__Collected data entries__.

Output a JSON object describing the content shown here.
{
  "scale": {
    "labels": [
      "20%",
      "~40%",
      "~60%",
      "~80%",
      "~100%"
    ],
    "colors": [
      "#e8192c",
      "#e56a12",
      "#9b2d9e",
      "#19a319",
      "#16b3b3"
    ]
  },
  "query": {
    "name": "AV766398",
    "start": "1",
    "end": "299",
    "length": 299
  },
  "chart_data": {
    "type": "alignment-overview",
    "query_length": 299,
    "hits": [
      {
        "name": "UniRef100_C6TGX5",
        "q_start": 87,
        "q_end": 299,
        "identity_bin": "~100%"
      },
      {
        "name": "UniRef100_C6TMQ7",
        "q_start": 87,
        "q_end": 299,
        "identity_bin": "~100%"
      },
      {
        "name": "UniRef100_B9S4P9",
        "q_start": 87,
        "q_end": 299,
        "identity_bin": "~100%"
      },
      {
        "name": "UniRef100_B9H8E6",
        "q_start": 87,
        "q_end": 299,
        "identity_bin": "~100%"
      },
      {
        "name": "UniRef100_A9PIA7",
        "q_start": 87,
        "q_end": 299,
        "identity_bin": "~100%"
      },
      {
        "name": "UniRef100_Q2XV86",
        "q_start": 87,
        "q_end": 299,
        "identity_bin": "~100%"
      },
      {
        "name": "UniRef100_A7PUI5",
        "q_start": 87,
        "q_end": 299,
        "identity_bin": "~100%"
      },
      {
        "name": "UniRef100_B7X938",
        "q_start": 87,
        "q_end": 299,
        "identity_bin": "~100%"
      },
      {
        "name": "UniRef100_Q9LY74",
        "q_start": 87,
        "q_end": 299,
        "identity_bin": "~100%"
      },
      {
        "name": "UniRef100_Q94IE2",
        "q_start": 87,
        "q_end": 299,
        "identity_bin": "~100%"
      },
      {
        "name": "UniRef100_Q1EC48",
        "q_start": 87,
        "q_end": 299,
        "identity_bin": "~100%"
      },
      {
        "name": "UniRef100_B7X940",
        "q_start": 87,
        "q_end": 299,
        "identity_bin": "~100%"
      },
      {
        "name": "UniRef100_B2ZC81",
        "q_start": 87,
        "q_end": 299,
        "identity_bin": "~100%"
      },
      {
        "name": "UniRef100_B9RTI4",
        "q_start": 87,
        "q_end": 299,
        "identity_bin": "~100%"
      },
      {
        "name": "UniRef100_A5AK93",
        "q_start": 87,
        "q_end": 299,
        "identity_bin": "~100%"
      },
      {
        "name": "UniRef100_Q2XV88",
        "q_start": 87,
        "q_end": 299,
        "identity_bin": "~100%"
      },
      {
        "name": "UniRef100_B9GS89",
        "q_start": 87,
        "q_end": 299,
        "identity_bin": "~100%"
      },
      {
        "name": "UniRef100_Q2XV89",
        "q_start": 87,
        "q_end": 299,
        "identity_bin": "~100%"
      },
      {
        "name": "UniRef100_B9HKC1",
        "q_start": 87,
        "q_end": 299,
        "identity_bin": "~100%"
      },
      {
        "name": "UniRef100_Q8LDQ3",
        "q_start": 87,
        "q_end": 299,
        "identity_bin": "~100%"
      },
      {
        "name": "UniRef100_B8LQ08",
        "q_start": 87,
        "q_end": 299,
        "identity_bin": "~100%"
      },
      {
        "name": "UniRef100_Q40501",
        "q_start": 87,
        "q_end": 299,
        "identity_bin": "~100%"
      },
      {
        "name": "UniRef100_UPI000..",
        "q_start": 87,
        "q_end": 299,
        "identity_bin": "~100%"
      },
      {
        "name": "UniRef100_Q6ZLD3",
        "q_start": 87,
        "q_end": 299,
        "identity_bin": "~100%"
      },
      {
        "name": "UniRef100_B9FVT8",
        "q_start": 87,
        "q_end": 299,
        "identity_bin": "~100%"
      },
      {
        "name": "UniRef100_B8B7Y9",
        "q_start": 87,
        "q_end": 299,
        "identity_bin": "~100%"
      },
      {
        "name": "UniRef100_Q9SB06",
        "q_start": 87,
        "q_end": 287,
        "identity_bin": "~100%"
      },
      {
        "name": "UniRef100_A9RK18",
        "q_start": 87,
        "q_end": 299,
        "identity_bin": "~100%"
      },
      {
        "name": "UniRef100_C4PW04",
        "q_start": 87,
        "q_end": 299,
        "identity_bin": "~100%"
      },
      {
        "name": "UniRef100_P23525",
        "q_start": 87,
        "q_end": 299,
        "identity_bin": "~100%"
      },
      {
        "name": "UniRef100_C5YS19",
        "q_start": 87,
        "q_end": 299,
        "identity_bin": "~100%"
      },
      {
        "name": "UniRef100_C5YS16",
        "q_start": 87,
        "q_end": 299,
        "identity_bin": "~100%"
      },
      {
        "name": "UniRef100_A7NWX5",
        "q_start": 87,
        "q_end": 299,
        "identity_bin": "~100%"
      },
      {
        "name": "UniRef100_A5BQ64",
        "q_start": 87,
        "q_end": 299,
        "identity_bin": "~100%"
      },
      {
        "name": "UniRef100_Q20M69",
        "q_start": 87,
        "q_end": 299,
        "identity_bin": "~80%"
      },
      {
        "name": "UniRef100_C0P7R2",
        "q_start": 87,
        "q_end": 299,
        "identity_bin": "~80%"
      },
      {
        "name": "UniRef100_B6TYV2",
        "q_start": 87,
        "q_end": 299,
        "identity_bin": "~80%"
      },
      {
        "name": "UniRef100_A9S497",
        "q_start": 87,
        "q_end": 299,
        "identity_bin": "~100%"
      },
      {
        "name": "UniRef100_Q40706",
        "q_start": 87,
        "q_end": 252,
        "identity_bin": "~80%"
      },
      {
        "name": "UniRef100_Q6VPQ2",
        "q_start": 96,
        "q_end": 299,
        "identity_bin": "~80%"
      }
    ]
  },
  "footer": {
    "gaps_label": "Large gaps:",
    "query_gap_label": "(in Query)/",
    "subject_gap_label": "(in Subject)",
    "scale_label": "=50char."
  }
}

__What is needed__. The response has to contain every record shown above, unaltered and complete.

__Task output__.
Output a JSON object describing the content shown here.
{
  "scale": {
    "labels": [
      "20%",
      "~40%",
      "~60%",
      "~80%",
      "~100%"
    ],
    "colors": [
      "#e8192c",
      "#e56a12",
      "#9b2d9e",
      "#19a319",
      "#16b3b3"
    ]
  },
  "query": {
    "name": "AV766398",
    "start": "1",
    "end": "299",
    "length": 299
  },
  "chart_data": {
    "type": "alignment-overview",
    "query_length": 299,
    "hits": [
      {
        "name": "UniRef100_C6TGX5",
        "q_start": 87,
        "q_end": 299,
        "identity_bin": "~100%"
      },
      {
        "name": "UniRef100_C6TMQ7",
        "q_start": 87,
        "q_end": 299,
        "identity_bin": "~100%"
      },
      {
        "name": "UniRef100_B9S4P9",
        "q_start": 87,
        "q_end": 299,
        "identity_bin": "~100%"
      },
      {
        "name": "UniRef100_B9H8E6",
        "q_start": 87,
        "q_end": 299,
        "identity_bin": "~100%"
      },
      {
        "name": "UniRef100_A9PIA7",
        "q_start": 87,
        "q_end": 299,
        "identity_bin": "~100%"
      },
      {
        "name": "UniRef100_Q2XV86",
        "q_start": 87,
        "q_end": 299,
        "identity_bin": "~100%"
      },
      {
        "name": "UniRef100_A7PUI5",
        "q_start": 87,
        "q_end": 299,
        "identity_bin": "~100%"
      },
      {
        "name": "UniRef100_B7X938",
        "q_start": 87,
        "q_end": 299,
        "identity_bin": "~100%"
      },
      {
        "name": "UniRef100_Q9LY74",
        "q_start": 87,
        "q_end": 299,
        "identity_bin": "~100%"
      },
      {
        "name": "UniRef100_Q94IE2",
        "q_start": 87,
        "q_end": 299,
        "identity_bin": "~100%"
      },
      {
        "name": "UniRef100_Q1EC48",
        "q_start": 87,
        "q_end": 299,
        "identity_bin": "~100%"
      },
      {
        "name": "UniRef100_B7X940",
        "q_start": 87,
        "q_end": 299,
        "identity_bin": "~100%"
      },
      {
        "name": "UniRef100_B2ZC81",
        "q_start": 87,
        "q_end": 299,
        "identity_bin": "~100%"
      },
      {
        "name": "UniRef100_B9RTI4",
        "q_start": 87,
        "q_end": 299,
        "identity_bin": "~100%"
      },
      {
        "name": "UniRef100_A5AK93",
        "q_start": 87,
        "q_end": 299,
        "identity_bin": "~100%"
      },
      {
        "name": "UniRef100_Q2XV88",
        "q_start": 87,
        "q_end": 299,
        "identity_bin": "~100%"
      },
      {
        "name": "UniRef100_B9GS89",
        "q_start": 87,
        "q_end": 299,
        "identity_bin": "~100%"
      },
      {
        "name": "UniRef100_Q2XV89",
        "q_start": 87,
        "q_end": 299,
        "identity_bin": "~100%"
      },
      {
        "name": "UniRef100_B9HKC1",
        "q_start": 87,
        "q_end": 299,
        "identity_bin": "~100%"
      },
      {
        "name": "UniRef100_Q8LDQ3",
        "q_start": 87,
        "q_end": 299,
        "identity_bin": "~100%"
      },
      {
        "name": "UniRef100_B8LQ08",
        "q_start": 87,
        "q_end": 299,
        "identity_bin": "~100%"
      },
      {
        "name": "UniRef100_Q40501",
        "q_start": 87,
        "q_end": 299,
        "identity_bin": "~100%"
      },
      {
        "name": "UniRef100_UPI000..",
        "q_start": 87,
        "q_end": 299,
        "identity_bin": "~100%"
      },
      {
        "name": "UniRef100_Q6ZLD3",
        "q_start": 87,
        "q_end": 299,
        "identity_bin": "~100%"
      },
      {
        "name": "UniRef100_B9FVT8",
        "q_start": 87,
        "q_end": 299,
        "identity_bin": "~100%"
      },
      {
        "name": "UniRef100_B8B7Y9",
        "q_start": 87,
        "q_end": 299,
        "identity_bin": "~100%"
      },
      {
        "name": "UniRef100_Q9SB06",
        "q_start": 87,
        "q_end": 287,
        "identity_bin": "~100%"
      },
      {
        "name": "UniRef100_A9RK18",
        "q_start": 87,
        "q_end": 299,
        "identity_bin": "~100%"
      },
      {
        "name": "UniRef100_C4PW04",
        "q_start": 87,
        "q_end": 299,
        "identity_bin": "~100%"
      },
      {
        "name": "UniRef100_P23525",
        "q_start": 87,
        "q_end": 299,
        "identity_bin": "~100%"
      },
      {
        "name": "UniRef100_C5YS19",
        "q_start": 87,
        "q_end": 299,
        "identity_bin": "~100%"
      },
      {
        "name": "UniRef100_C5YS16",
        "q_start": 87,
        "q_end": 299,
        "identity_bin": "~100%"
      },
      {
        "name": "UniRef100_A7NWX5",
        "q_start": 87,
        "q_end": 299,
        "identity_bin": "~100%"
      },
      {
        "name": "UniRef100_A5BQ64",
        "q_start": 87,
        "q_end": 299,
        "identity_bin": "~100%"
      },
      {
        "name": "UniRef100_Q20M69",
        "q_start": 87,
        "q_end": 299,
        "identity_bin": "~80%"
      },
      {
        "name": "UniRef100_C0P7R2",
        "q_start": 87,
        "q_end": 299,
        "identity_bin": "~80%"
      },
      {
        "name": "UniRef100_B6TYV2",
        "q_start": 87,
        "q_end": 299,
        "identity_bin": "~80%"
      },
      {
        "name": "UniRef100_A9S497",
        "q_start": 87,
        "q_end": 299,
        "identity_bin": "~100%"
      },
      {
        "name": "UniRef100_Q40706",
        "q_start": 87,
        "q_end": 252,
        "identity_bin": "~80%"
      },
      {
        "name": "UniRef100_Q6VPQ2",
        "q_start": 96,
        "q_end": 299,
        "identity_bin": "~80%"
      }
    ]
  },
  "footer": {
    "gaps_label": "Large gaps:",
    "query_gap_label": "(in Query)/",
    "subject_gap_label": "(in Subject)",
    "scale_label": "=50char."
  }
}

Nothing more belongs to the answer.